Regardless of the type of work environment, plumbing can be a demanding job. Plumbers must be strong and physically fit to be able to carry heavy materials, bend and stoop, and navigate small spaces. They also need to have good vision to thread fittings and read small gauges. Plumbers are routinely exposed to dangerous substances, such as raw sewage and chemicals, and they must follow strict safety guidelines to avoid exposure.
Plumbers must also be comfortable working around electricity, as they may need to run wires and operate certain machinery. Furthermore, they must be able to tolerate hot and cold temperatures as well as working in wet conditions. Finally, they must be able to work on ladders and other elevated positions.
For these reasons, plumbers must be willing to put in long hours. They will frequently need to work evenings and weekends, particularly during times of high demand or when there are emergency plumbing problems.
Despite the demands of this career, most plumbers enjoy their work. They often feel a sense of accomplishment and mastery over their profession. They may also find that they are able to advance quickly, becoming a supervisor, job superintendent or even a company owner.
A plumber is a skilled professional who ensures that the water systems in buildings function properly. This can include a variety of tasks, from installing new pipes to unclogging drains. The job can also require working with electrical systems. The position requires excellent attention to detail, patience and manual dexterity. Many plumbers work independently or for plumbing firms. They may also have to travel between jobs. Some plumbers specialize in certain types of plumbing work, such as drainage or heating systems.
The demand for plumbers continues to be high. This is partly due to the fact that there are more homes being built than before, and each one needs a well-functioning plumbing system. The job can also be rewarding, as plumbers enjoy the challenge of fixing difficult problems and finding solutions.
In addition, the job offers great security. A licensed plumber is unlikely to be out of a job, even during a recession.
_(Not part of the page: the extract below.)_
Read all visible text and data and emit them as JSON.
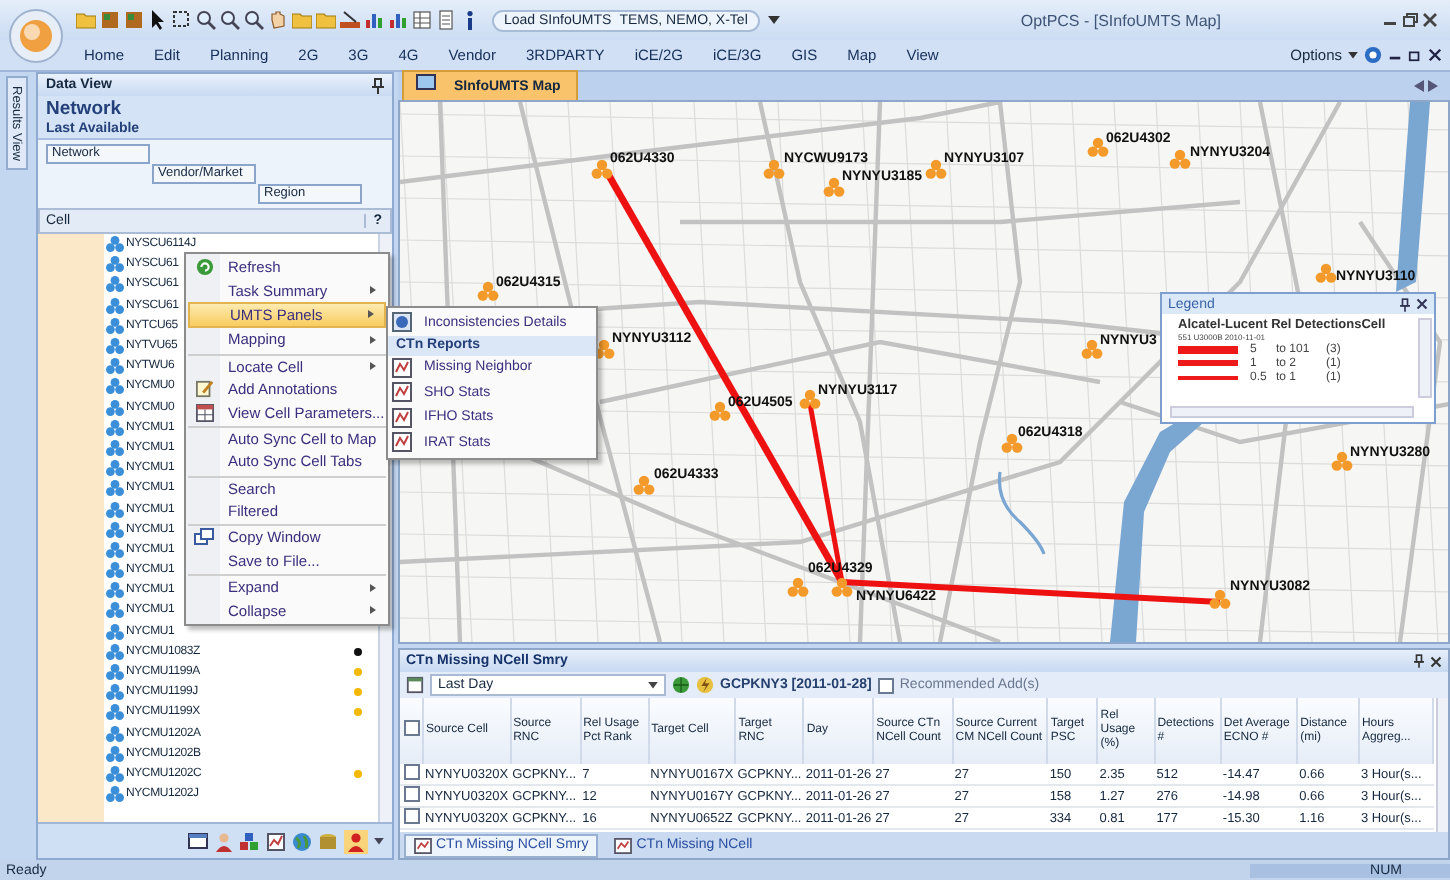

It is also important to note that plumbers can often choose what hours they want to work and can be self-employed.
As a result, the job can be ideal for individuals who enjoy independence and flexibility. Plumbers typically earn a good salary, and the average annual income is about $63,000, according to Comparably. Those who have been in the industry for a long time can potentially earn more, depending on their location and experience.
The job outlook for plumbers and pipefitters is projected to grow 16 percent between 2016 and 2026, which is much faster than the average for all occupations. The majority of employment opportunities will come from construction, although there is also a need to replace those who retire or leave the profession.
If you have an interest in mechanics and are willing to commit to a rigorous training program, a career as a plumber may be right for you. In addition to a lucrative salary, this position can offer job satisfaction and a chance to contribute to society in an important way. It is also worth noting that the field of plumbing is rapidly evolving, and so plumbers must remain on top of their game to compete with newer technologies.